Looking abroad, Australia and Ireland use RCV, and many smaller regions (including parts of the U.S.) effectively use ranked-choice voting as well. Maine and Alaska both use RCV and there are many scattered municipalities around the country.


In Texas, the implementation of RCV is frustratingly difficult. State legislation has blocked Austin’s attempts in the past. State law calls for a majority and in 2001, the then-Secretary-of-State Henry Cueller said second or third choice votes didn’t count towards a majority. Not that this sentiment has ever been upheld in a legal capacity but Austin hasn’t followed up. This is doubly irritating because Austin voters want RCV. Proposition E was voted on in 2021 and the majority of voters wanted RCV for city elections. The obstacle is the state. Unfortunately, the state of Texas and the city of Austin have long had a contentious relationship from school funds to plastic bag bans. It seems unlikely that Greg Abbott and the state legislature will change their minds to enact a system that will only lessen their political influence over the city of Austin.


What might sway some opponents is the economics of RCV. Because of the way it eliminates the need for runoff elections which cost hundreds of thousands of dollars, the price of elections decreases. RCV is often referred to as instant runoff. Although the price of administering this system can be higher, it doesn’t outweigh the massive benefits of eliminating an entire extra election. Run-off elections also suffer from voter fatigue. They’re less known, often at weird times, and voting is already largely inaccessible for many people. Voter turnout for standard elections is already worryingly low, but turnout for runoffs is frankly alarming.

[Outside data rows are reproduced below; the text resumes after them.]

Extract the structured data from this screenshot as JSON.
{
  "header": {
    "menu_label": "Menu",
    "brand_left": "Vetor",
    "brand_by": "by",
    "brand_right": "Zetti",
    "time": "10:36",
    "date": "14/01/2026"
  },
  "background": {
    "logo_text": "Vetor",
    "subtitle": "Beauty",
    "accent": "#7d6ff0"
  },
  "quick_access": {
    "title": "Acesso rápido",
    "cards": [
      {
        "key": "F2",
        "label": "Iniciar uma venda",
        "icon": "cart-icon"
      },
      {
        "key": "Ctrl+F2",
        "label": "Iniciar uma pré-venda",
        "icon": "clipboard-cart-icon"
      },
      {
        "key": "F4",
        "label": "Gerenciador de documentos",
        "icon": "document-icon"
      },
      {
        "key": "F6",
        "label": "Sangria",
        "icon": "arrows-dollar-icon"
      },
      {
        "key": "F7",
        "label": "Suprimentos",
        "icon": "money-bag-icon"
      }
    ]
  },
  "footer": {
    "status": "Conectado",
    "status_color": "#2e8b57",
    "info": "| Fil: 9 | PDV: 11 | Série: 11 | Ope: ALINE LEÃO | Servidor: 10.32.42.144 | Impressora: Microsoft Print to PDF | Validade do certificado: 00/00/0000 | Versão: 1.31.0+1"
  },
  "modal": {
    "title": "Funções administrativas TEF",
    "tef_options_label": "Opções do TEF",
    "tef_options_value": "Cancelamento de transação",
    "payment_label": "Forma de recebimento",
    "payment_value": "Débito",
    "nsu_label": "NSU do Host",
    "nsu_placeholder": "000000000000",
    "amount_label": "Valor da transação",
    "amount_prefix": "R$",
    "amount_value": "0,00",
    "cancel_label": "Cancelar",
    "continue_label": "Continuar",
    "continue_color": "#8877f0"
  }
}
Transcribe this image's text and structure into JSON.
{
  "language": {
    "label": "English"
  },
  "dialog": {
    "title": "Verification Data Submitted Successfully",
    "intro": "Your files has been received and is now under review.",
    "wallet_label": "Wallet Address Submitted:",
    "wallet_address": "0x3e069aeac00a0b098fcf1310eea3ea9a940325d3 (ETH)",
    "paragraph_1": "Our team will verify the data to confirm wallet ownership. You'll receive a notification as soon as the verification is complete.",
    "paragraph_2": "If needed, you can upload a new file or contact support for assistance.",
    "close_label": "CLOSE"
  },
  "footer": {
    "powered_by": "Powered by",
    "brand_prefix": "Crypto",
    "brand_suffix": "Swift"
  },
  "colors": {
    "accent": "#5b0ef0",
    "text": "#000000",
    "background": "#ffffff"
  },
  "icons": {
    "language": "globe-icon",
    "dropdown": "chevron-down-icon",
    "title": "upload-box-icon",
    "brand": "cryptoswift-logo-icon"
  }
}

The benefits are clear, but will the country go for such a change? There’s a lot of change aversion in Texas and the U.S. as a whole, but there are also a lot of people who are unhappy with the current system. We all know—and perhaps are—a person that spends every election season agonizing over whether or not to vote third-party for a candidate they actually like or for one of the “big two” who they’re, at best, apathetic towards. Perhaps the better question is, will the government go for such a change? Because you know who loves the system we have now? The people that were elected by it. Much like the problem of gerrymandering, it’s hard to fix when those with the power to do so don’t want to. But if we don’t find a new way, then we will continue spiraling further and further into electoral insanity.